Anniversary is 1st since Lumumba’s remains were returned last year from Belgium
The Congo commemorated Tuesday the 62nd anniversary of the assassination of Patrice Emery Lumumba, the country’s first prime minister.
The ceremony at a mausoleum in the national capital of Kinshasa was presided over by Prime Minister Jean-Michel Sama Lukonde, the first anniversary marked by the Congolese since Lumumba’s remains were returned from Belgium last year, more than 61 years after his assassination.
In attendance were government officials, members of the Lumumba family and other dignitaries.
Lukonde paid tribute to the nation’s independence hero before leading government officials in laying a wreath at his mausoleum.
“Nations of the world must remember great men who have marked their history through their struggle,” said Lukonde.
He hailed Lumumba for a fight that he said helped get the country out of colonization.
“Here is an opportunity to pay tribute to Patrice Emery Lumumba, the first time after his remains were returned. Today, we honor him and a lay wreath to pay tribute to him now that he is at home here in the Democratic Republic of Congo,” he said.
Lumumba was an anti-colonial icon at the time Congo acquired independence from Belgium on June 30, 1960.
He was toppled in September of that year and separatists from the southern region of Katanga and Belgian mercenaries executed him Jan. 17, 1961. They dissolved his body in acid.
Lumumba’s remains were discovered decades later in Belgium, after a police officer, who took part in his assassination, boasted about his actions in the media.
Belgian authorities would eventually seize a tooth from the officer in 2016.
During a handover ceremony of the remains in Brussels, Belgian Prime Minister Alexander De Croo apologized for his country’s “moral responsibility” in Lumumba’s death.

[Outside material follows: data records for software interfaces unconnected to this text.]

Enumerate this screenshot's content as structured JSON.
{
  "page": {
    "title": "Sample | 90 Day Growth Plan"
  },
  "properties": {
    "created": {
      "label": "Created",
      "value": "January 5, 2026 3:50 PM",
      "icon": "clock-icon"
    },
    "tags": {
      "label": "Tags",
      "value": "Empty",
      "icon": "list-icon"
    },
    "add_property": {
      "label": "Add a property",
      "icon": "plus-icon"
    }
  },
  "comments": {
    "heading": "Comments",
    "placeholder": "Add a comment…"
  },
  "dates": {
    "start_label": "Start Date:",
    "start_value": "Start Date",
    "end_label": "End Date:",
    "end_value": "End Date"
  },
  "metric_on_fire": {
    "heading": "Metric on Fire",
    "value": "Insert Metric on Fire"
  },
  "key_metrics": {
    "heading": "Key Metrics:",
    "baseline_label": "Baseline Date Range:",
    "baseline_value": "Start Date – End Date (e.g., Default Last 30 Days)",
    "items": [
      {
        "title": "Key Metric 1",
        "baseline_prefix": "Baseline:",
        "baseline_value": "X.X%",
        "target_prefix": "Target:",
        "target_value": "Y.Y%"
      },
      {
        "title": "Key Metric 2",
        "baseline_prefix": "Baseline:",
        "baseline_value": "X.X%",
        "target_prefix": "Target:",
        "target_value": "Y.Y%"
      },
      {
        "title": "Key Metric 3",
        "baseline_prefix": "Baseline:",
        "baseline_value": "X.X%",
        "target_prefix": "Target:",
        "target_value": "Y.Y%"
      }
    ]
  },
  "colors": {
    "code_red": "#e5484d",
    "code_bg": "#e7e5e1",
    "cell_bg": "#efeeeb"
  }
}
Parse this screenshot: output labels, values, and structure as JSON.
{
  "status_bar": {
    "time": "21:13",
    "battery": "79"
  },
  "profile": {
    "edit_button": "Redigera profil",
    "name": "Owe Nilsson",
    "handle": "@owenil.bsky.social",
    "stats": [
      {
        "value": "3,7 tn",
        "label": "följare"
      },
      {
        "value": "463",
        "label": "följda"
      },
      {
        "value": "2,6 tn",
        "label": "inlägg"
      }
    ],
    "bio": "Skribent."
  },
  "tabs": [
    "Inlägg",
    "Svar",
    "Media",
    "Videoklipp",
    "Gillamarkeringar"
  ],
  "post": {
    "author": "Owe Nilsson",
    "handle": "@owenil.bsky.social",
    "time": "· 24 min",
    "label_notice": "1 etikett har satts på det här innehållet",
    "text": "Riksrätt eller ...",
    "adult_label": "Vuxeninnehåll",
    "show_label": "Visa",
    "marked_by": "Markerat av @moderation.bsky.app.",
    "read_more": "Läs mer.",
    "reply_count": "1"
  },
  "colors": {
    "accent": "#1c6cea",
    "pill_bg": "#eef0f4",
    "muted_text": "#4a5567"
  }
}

Belgium’s King Philippe also expressed his “deepest regrets for the wounds” of Belgian colonial rule.
Lumumba was born in 1925 in Onalua, in Sankuru province.